Had a great time this morning. Attn. (women) shoppers, Cold Water Creek stores are having a ten day 50% off sale. Their window banner says the sale is at selected stores, so if you are a CWC fan, now is the time to check it out. OK, enough of that.

Looks to me like Gunghy was right about SIERRA being a range of (craggy, or saw-tooth) mountains, as in Sierra Nevada, or Sierra Madre. The clue should have read "Saw-tooth ridges". BTW it is also a word in spanish that means "saw", as in:

"1.Sierra de mano - a panel-saw or hand-saw
2.Sierra para metales - hacksaw
3.Sierra mecánica - power saw"

The clue wouldn't have made any sense if that is what was being asked for.

xtulmkr said...

"It's funny because the squirrel dies." ...Doug

Hahtoolah said...

Thanks for the heads-up on CWC, Clear Ayes!

Chickie said...

Hello All--A slog of a puzzle for me today. I had a real picket fence fill the first run through and had spent way too much time trying to fill more in.

I put the puzzle aside and went back to it late this afternoon. Miracle of miracles, I started to fill in almost everything except the Western middle area. I had put in Abler for Apter, Tab for Toc, and didn't know the Capet's.
I had to come here to finish off everything.

There were some very clever theme answers and I eventually managed to get them all but the vowel progression escaped me.

I really liked seams for clothing line, and One carrying a bag (after I erased porter and started to fill in the C and d's.).

Thank you C.C. for a great write up. We can always depend on you to help us find our way.

Have a great evening everyone.

Anonymous said...

Good night all.

Otis and Spitzboov: thank you for your Command F tips.

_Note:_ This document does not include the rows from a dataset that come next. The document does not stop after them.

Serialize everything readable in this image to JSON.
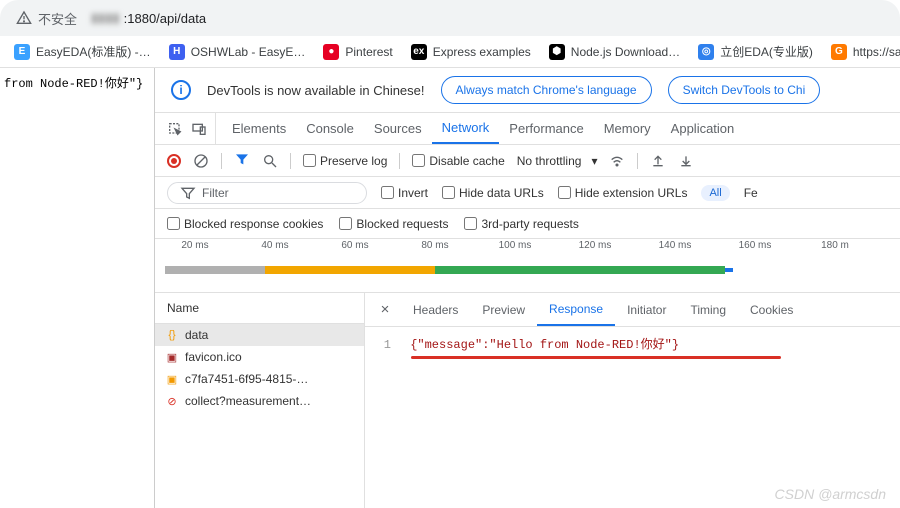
{
  "address": {
    "insecure_label": "不安全",
    "host_masked": "▮▮▮▮",
    "port_path": ":1880/api/data"
  },
  "bookmarks": [
    {
      "label": "EasyEDA(标准版) -…",
      "icon_bg": "#3aa1ff",
      "icon_text": "E"
    },
    {
      "label": "OSHWLab - EasyE…",
      "icon_bg": "#3e60f0",
      "icon_text": "H"
    },
    {
      "label": "Pinterest",
      "icon_bg": "#e60023",
      "icon_text": "●"
    },
    {
      "label": "Express examples",
      "icon_bg": "#000000",
      "icon_text": "ex"
    },
    {
      "label": "Node.js Download…",
      "icon_bg": "#000000",
      "icon_text": "⬢"
    },
    {
      "label": "立创EDA(专业版)",
      "icon_bg": "#2f80ed",
      "icon_text": "◎"
    },
    {
      "label": "https://sapp",
      "icon_bg": "#ff7a00",
      "icon_text": "G"
    }
  ],
  "page_fragment": "from Node-RED!你好\"}",
  "devtools": {
    "info": {
      "msg": "DevTools is now available in Chinese!",
      "btn1": "Always match Chrome's language",
      "btn2": "Switch DevTools to Chi"
    },
    "tabs": [
      "Elements",
      "Console",
      "Sources",
      "Network",
      "Performance",
      "Memory",
      "Application"
    ],
    "active_tab": "Network",
    "toolbar": {
      "preserve_log": "Preserve log",
      "disable_cache": "Disable cache",
      "throttling": "No throttling"
    },
    "filter": {
      "placeholder": "Filter",
      "invert": "Invert",
      "hide_data_urls": "Hide data URLs",
      "hide_ext_urls": "Hide extension URLs",
      "all_pill": "All",
      "fe_pill": "Fe"
    },
    "filter2": {
      "blocked_cookies": "Blocked response cookies",
      "blocked_req": "Blocked requests",
      "third_party": "3rd-party requests"
    },
    "timeline_ticks": [
      "20 ms",
      "40 ms",
      "60 ms",
      "80 ms",
      "100 ms",
      "120 ms",
      "140 ms",
      "160 ms",
      "180 m"
    ],
    "name_header": "Name",
    "requests": [
      {
        "name": "data",
        "icon_color": "#f29900",
        "icon": "{}"
      },
      {
        "name": "favicon.ico",
        "icon_color": "#a52a2a",
        "icon": "▣"
      },
      {
        "name": "c7fa7451-6f95-4815-…",
        "icon_color": "#f29900",
        "icon": "▣"
      },
      {
        "name": "collect?measurement…",
        "icon_color": "#d93025",
        "icon": "⊘"
      }
    ],
    "detail_tabs": [
      "Headers",
      "Preview",
      "Response",
      "Initiator",
      "Timing",
      "Cookies"
    ],
    "detail_active": "Response",
    "response_line_no": "1",
    "response_body": "{\"message\":\"Hello from Node-RED!你好\"}"
  },
  "watermark": "CSDN @armcsdn"
}
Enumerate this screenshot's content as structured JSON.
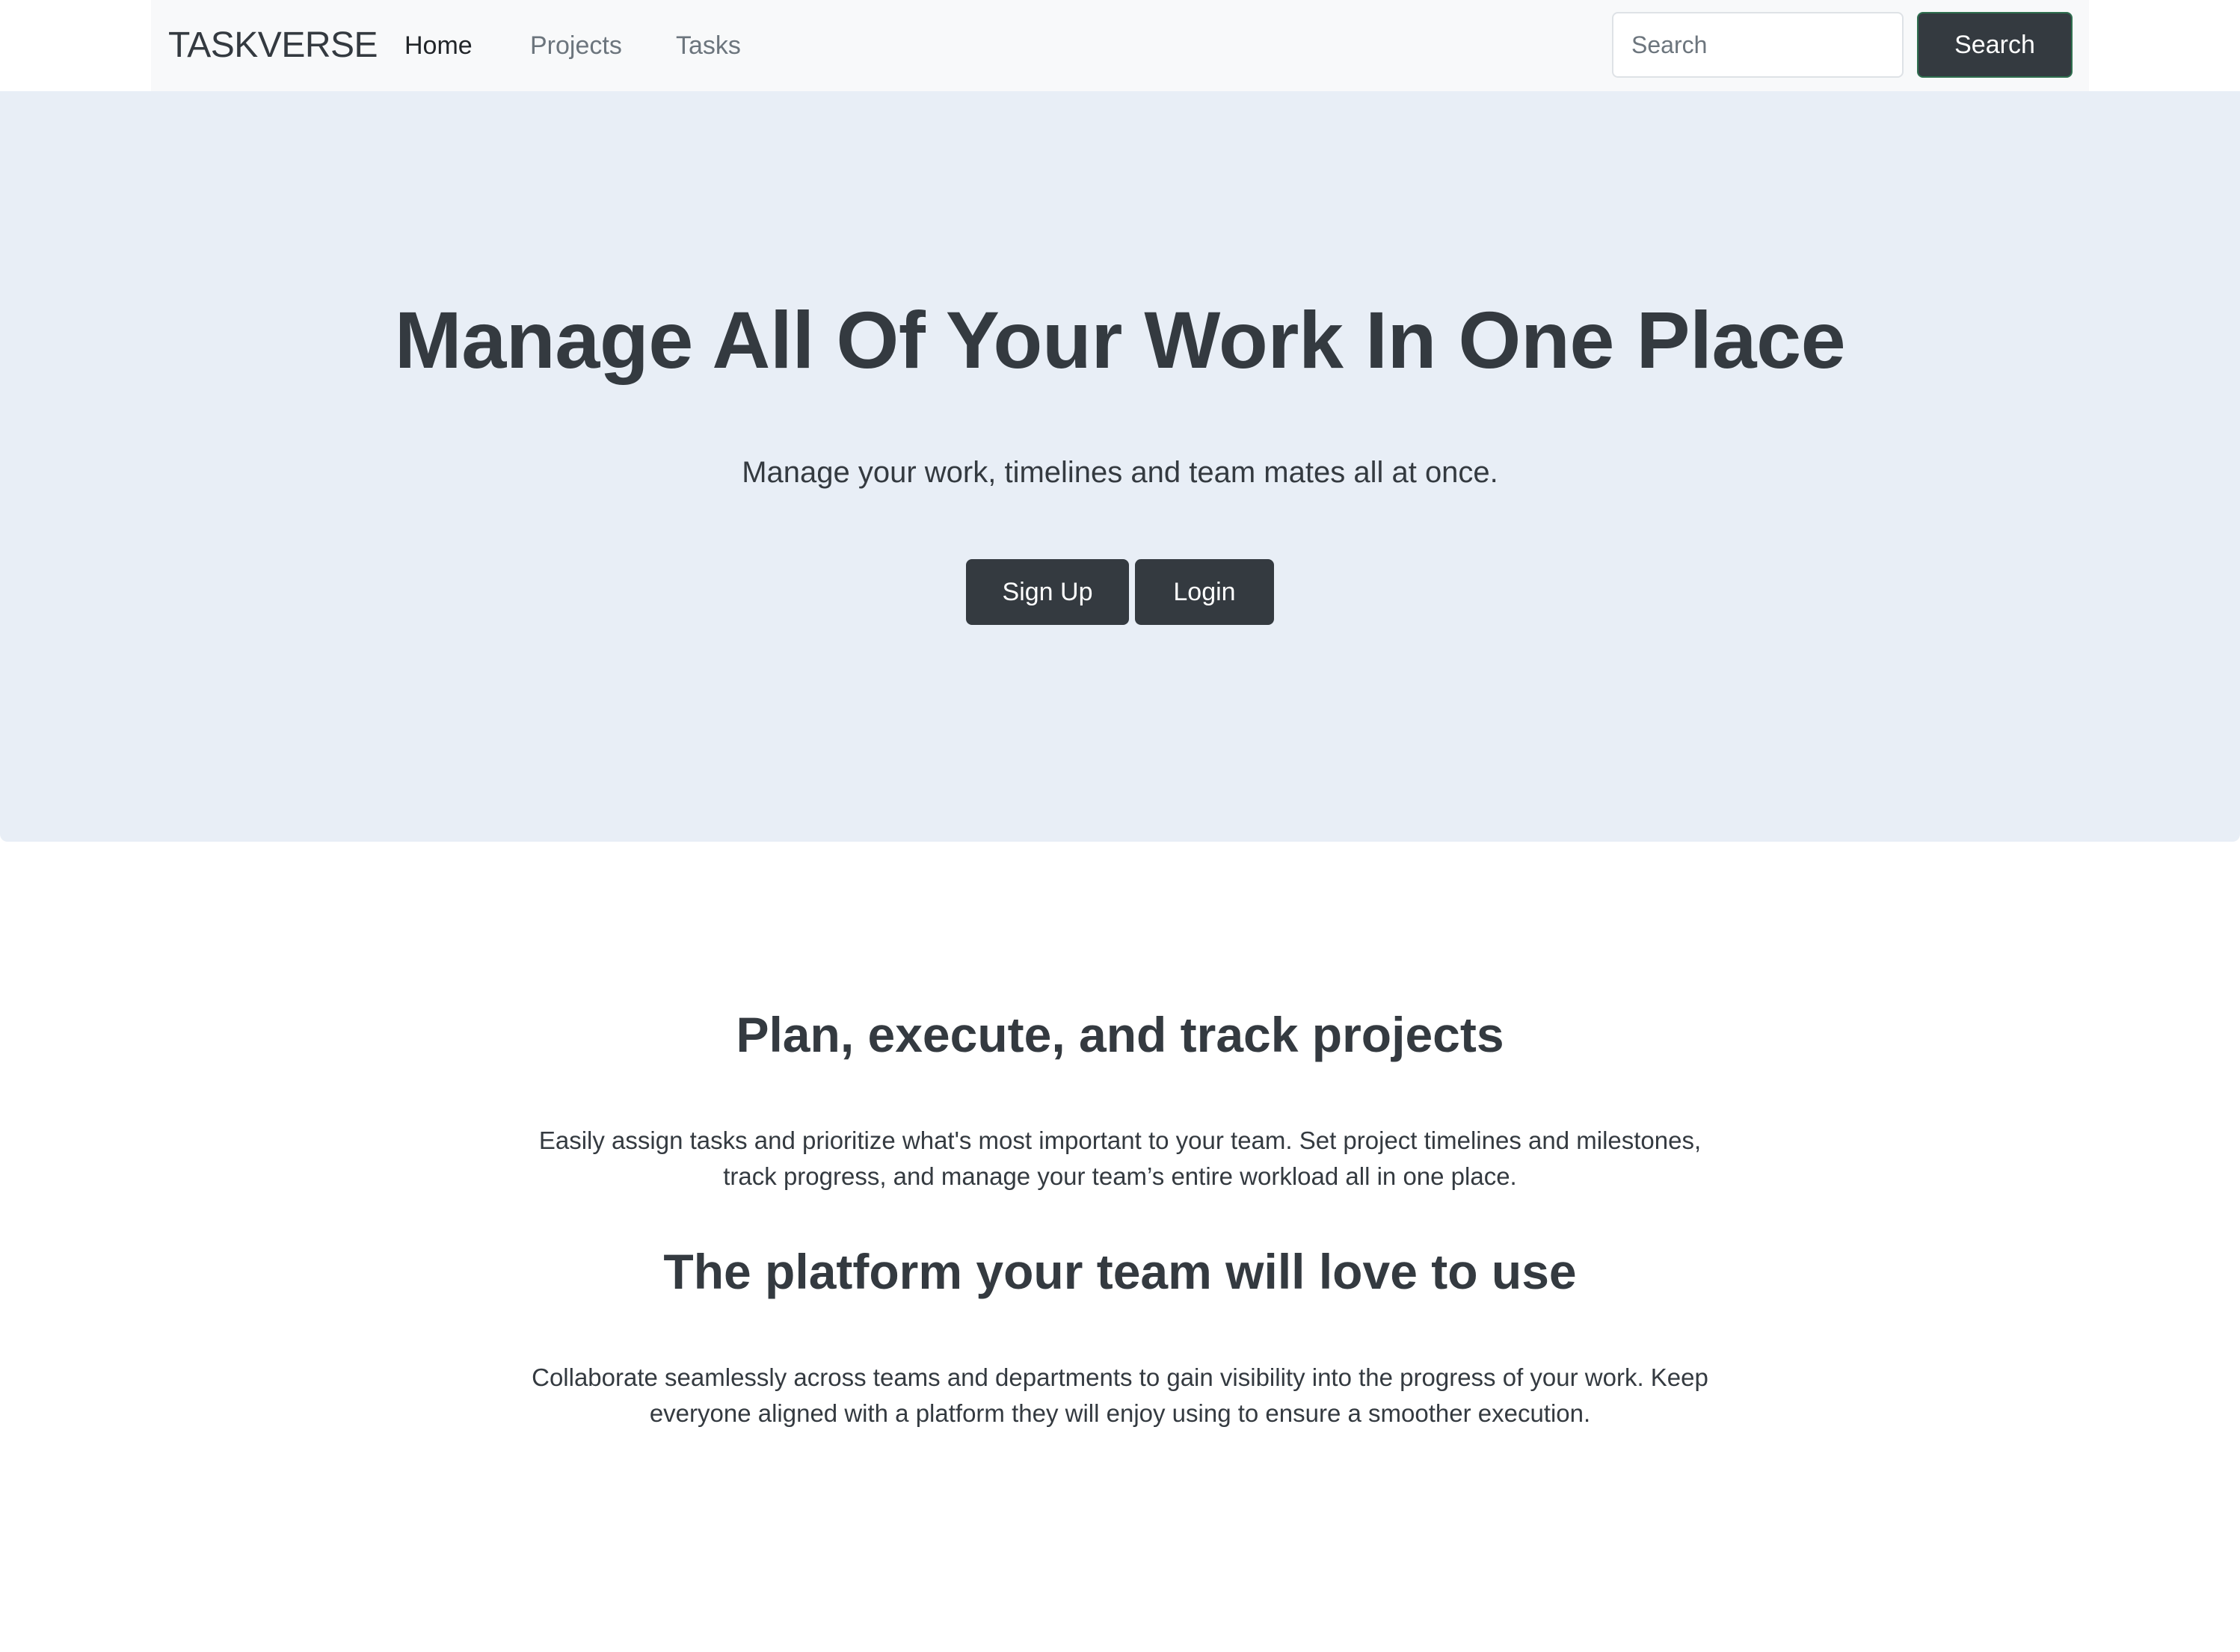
{
  "navbar": {
    "brand": "TASKVERSE",
    "links": [
      {
        "label": "Home",
        "active": true
      },
      {
        "label": "Projects",
        "active": false
      },
      {
        "label": "Tasks",
        "active": false
      }
    ],
    "search": {
      "placeholder": "Search",
      "button_label": "Search"
    }
  },
  "hero": {
    "title": "Manage All Of Your Work In One Place",
    "subtitle": "Manage your work, timelines and team mates all at once.",
    "buttons": {
      "signup_label": "Sign Up",
      "login_label": "Login"
    }
  },
  "features": [
    {
      "title": "Plan, execute, and track projects",
      "text": "Easily assign tasks and prioritize what's most important to your team. Set project timelines and milestones, track progress, and manage your team’s entire workload all in one place."
    },
    {
      "title": "The platform your team will love to use",
      "text": "Collaborate seamlessly across teams and departments to gain visibility into the progress of your work. Keep everyone aligned with a platform they will enjoy using to ensure a smoother execution."
    }
  ],
  "colors": {
    "navbar_bg": "#f8f9fa",
    "hero_bg": "#e8eef6",
    "dark_button": "#343a40",
    "text": "#343a40"
  }
}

You're right. It does work, even on a Mac.


Anonymous said...

P.S. Gunghy: You caught it. I wasn't able to get the command F because I didn't use the apple F. Used Control F.
Do you mean newer Macs have "command" rather than apple squiggle? I've been using Macs for many years, and never cottoned on to "command".
Thanks guys.

Good night.

Otis said...

OOPS - originally left comment on wrong page...

I made many of the false starts mentioned earlier here (leia, rosa, alero/a, and a-line), plus a few more. I tried "act your age" for 31D, and all I could think of for Sweet Sixteen was ANBK (and never been kissed). I knew it had to be the wrong path, but when "ales" landed, I stayed with the idea and tried SWAK. It worked out in the end (except for central west), and I learned some new stuff. Glad to learn more sports info, as that is one of my big weaknesses.

Sallie - glad you got the search function to work! It saves me a lot of time. As to the apple=command=control, I think that's how it works, but the computer pros here will know best. Its been a while since I've used a Mac.